Nam says he has been kept waiting for his unemployment allowance for nearly two months.
Nevertheless, at least, Nam, like another 120,000 jobless workers, on the face of it is luckier than Thanh and Thuan, who did not qualify for insurance.
Nguyen Thi Lan Huong, director of the Institute of Labour Science and Social Affairs says that as insurance policy fails to cover all unemployed labourers, a draft Employment Law is being introduced to cover all workers for some payments.
However, she says it will not work unless there is strict punishment for employers who refuse to contribute.
In Ha Noi, there are 180 debtors who each owe the insurance fund VND1 billion ($47,600) or more. And there are many smaller debtors.
Huong claims the State intends to create public jobs for the unemployed in the countryside, such as building infrastructure projects, dredging rivers and lakes and collecting rubbish. In the meantime, many unemployed workers prowl around looking for ways to survive.

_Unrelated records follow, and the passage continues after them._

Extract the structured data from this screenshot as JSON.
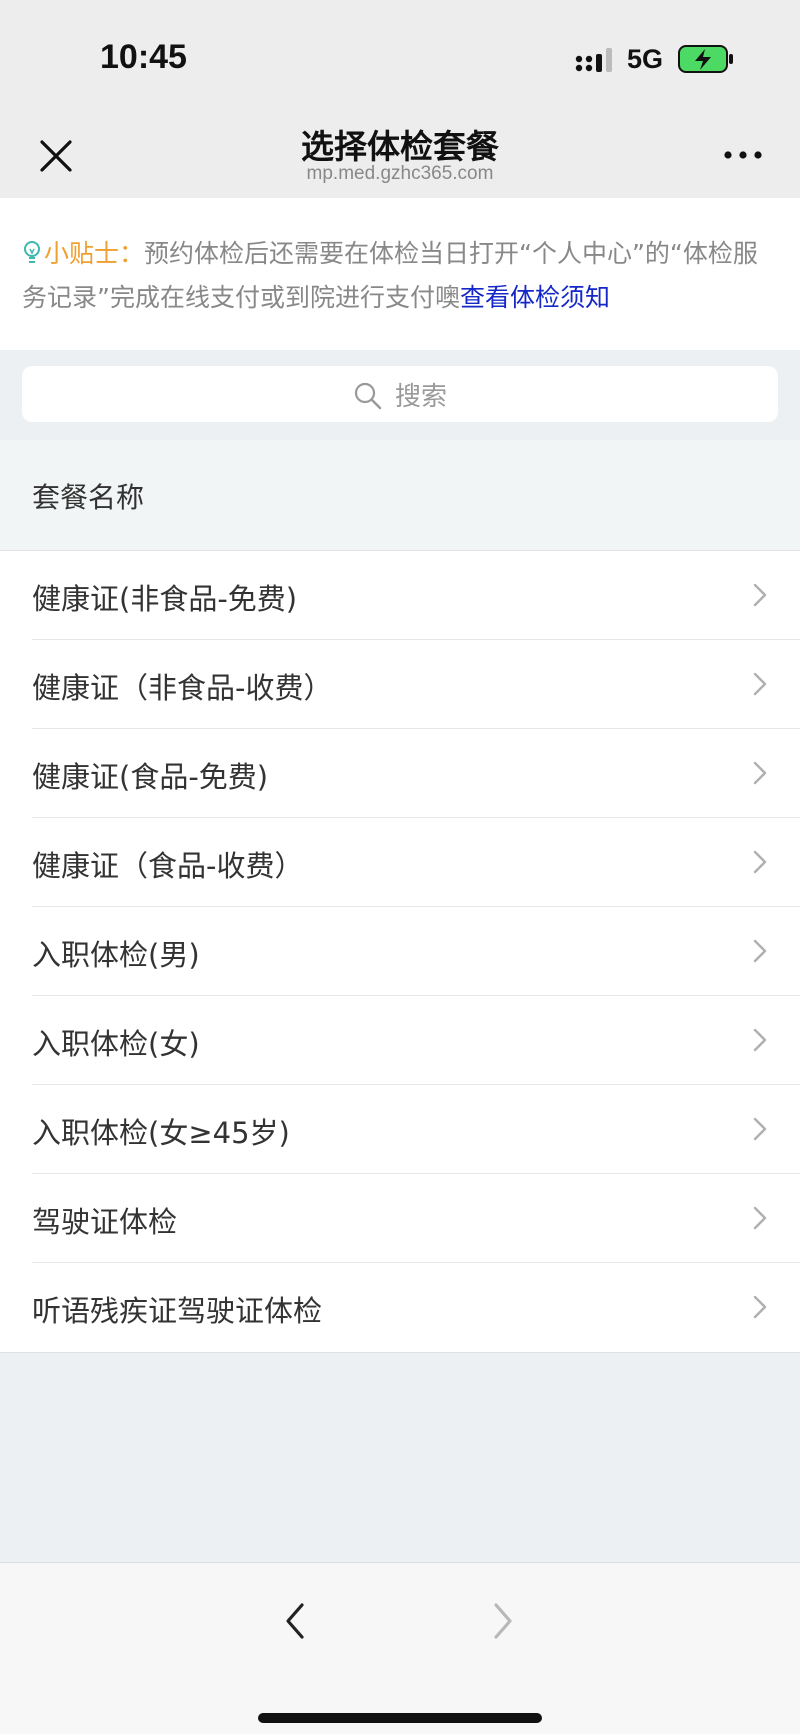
{
  "status_bar": {
    "time": "10:45",
    "network": "5G",
    "battery_icon": "battery-charging-icon",
    "signal_icon": "signal-bars-icon"
  },
  "nav": {
    "title": "选择体检套餐",
    "url": "mp.med.gzhc365.com",
    "close_icon": "close-icon",
    "more_icon": "more-dots-icon"
  },
  "tip": {
    "icon": "lightbulb-icon",
    "label": "小贴士：",
    "text": "预约体检后还需要在体检当日打开“个人中心”的“体检服务记录”完成在线支付或到院进行支付噢",
    "link": "查看体检须知",
    "colors": {
      "label": "#f0a030",
      "link": "#1428c8",
      "icon": "#3cb8b0"
    }
  },
  "search": {
    "placeholder": "搜索",
    "icon": "search-icon"
  },
  "section": {
    "title": "套餐名称"
  },
  "packages": [
    "健康证(非食品-免费)",
    "健康证（非食品-收费）",
    "健康证(食品-免费)",
    "健康证（食品-收费）",
    "入职体检(男)",
    "入职体检(女)",
    "入职体检(女≥45岁)",
    "驾驶证体检",
    "听语残疾证驾驶证体检"
  ],
  "bottom_nav": {
    "back_icon": "chevron-left-icon",
    "forward_icon": "chevron-right-icon"
  }
}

Nam says he can't wait for job chances through job centres. "My own blood, sweat and tears will have to pull me through this difficult time."
He now works as a motorbike driver and his wife started selling fruit at a temporary market.
Meanwhile, Thuan is acting as a care-giver for patients at the hospital where her son is being treated. — VNS